I'll start applying glaze to those pieces which will have it next week, as well as servicing my chainsaw ready for some cutting. 8 palletts of wood should give roughly 2 firings but as this is the first firing and a bit of an unknown I'm prepared to use more than the 3.5 pallets which used to fire the old kiln. I've been asked to do a couple of days demonstrating at Rufford Craft Centre in Nottinghamshire on the 6 -7th May so hopefully will be able to take some examples from the new kiln.
Next posts will be when we  pack the kiln on the 17th and 18th April. :-)

Friday, 16 March 2012

Tying up ends

Well, The first firing is about a month away and  yesterday was spent with Rob collecting four bundles of hardwood edgings which are now stacked undercover. The rest of the wood for the firing (about 8 palletts of pine edgings), is hopefully coming the week after next, so fuel gathering is well underway.
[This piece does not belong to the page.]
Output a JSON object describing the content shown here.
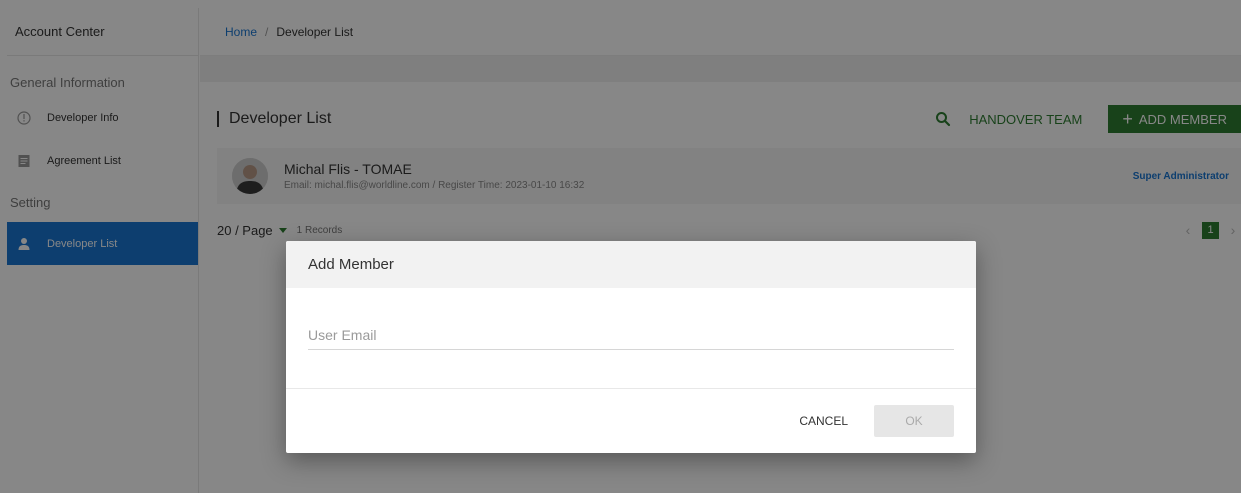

I've also started laying the floor and grate, all the whole bricks are layed and now I've got to start cutting filler bricks. This will be done the week after next as I'm busy doing other things next week. The steel uprights should also be finished next week so again week after next I should be able to get the bulk of it done.

  As the firing gets closer and seeing the inside of the kiln taking shape, I'm starting to be able to visualise how the kiln might be packed. Exciting stuff!

Monday, 5 March 2012

A taste of spring

Last Wednesday with the help of Alex and Robin,  3rd year students on the 3DD programme, we got the insulation layer onto the kiln. A 4 to 5" layer springing from the side insulation blocks covering the whole arch. It was an ideal day for doing the job, warm and sunny which made the mixing and spreading the 2 tons of mix slightly more enjoyable. Now just waiting for the metalwork to be completed and I can then bolt and cement it in place.

I'm now well into making work for the first firing. Starting with the largest pieces and working down, there's one more large composite vessel to make and then i'll start on the smaller pieces, I've already been making new platters and bowls which are being bisc fired at the moment.